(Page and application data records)

************

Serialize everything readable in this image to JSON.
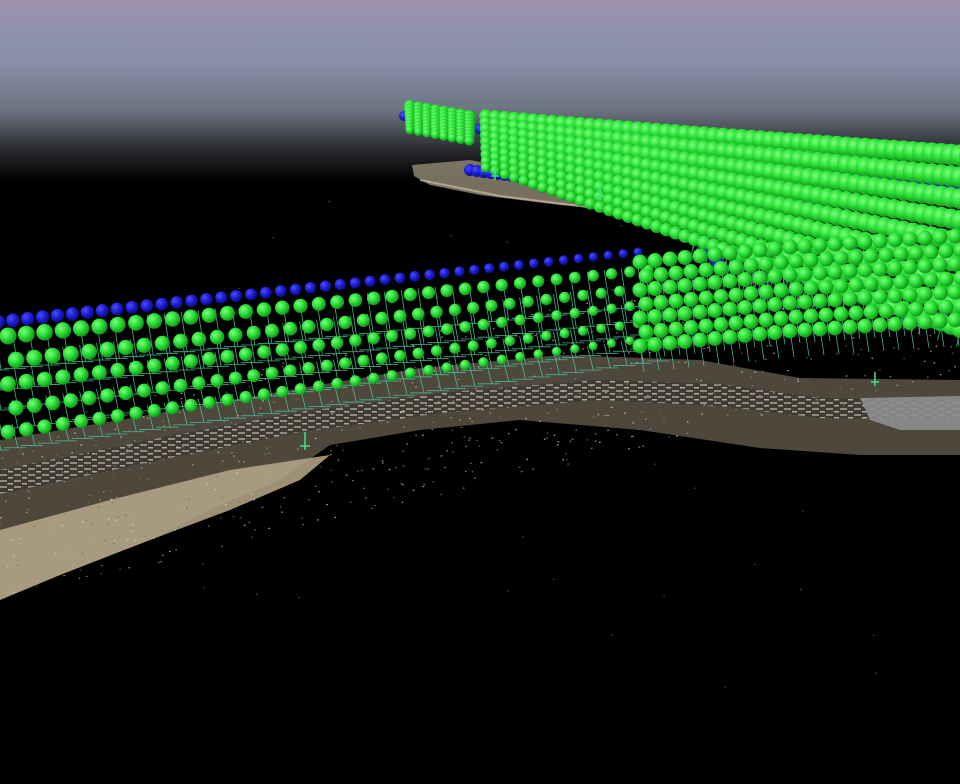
{
  "viewer": {
    "background": {
      "sky_top": "#8f8fae",
      "sky_mid": "#6f7585",
      "ground": "#000000"
    },
    "colors": {
      "camera_sphere_green": "#2fe33a",
      "camera_sphere_green_dark": "#0f8f18",
      "camera_sphere_blue": "#1d1fd6",
      "frustum_lines": "#4fc59a",
      "terrain_light": "#b9a98a",
      "terrain_dark": "#4d4a42",
      "terrain_gray": "#8e8e8e"
    },
    "layers": [
      {
        "name": "point-cloud",
        "icon": "point-cloud-icon"
      },
      {
        "name": "camera-frustums",
        "icon": "camera-icon"
      },
      {
        "name": "camera-centers",
        "icon": "sphere-icon"
      }
    ]
  }
}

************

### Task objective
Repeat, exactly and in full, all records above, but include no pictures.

### Task solution
Serialize everything readable in this image to JSON.
{
  "viewer": {
    "background": {
      "sky_top": "#8f8fae",
      "sky_mid": "#6f7585",
      "ground": "#000000"
    },
    "colors": {
      "camera_sphere_green": "#2fe33a",
      "camera_sphere_green_dark": "#0f8f18",
      "camera_sphere_blue": "#1d1fd6",
      "frustum_lines": "#4fc59a",
      "terrain_light": "#b9a98a",
      "terrain_dark": "#4d4a42",
      "terrain_gray": "#8e8e8e"
    },
    "layers": [
      {
        "name": "point-cloud",
        "icon": "point-cloud-icon"
      },
      {
        "name": "camera-frustums",
        "icon": "camera-icon"
      },
      {
        "name": "camera-centers",
        "icon": "sphere-icon"
      }
    ]
  }
}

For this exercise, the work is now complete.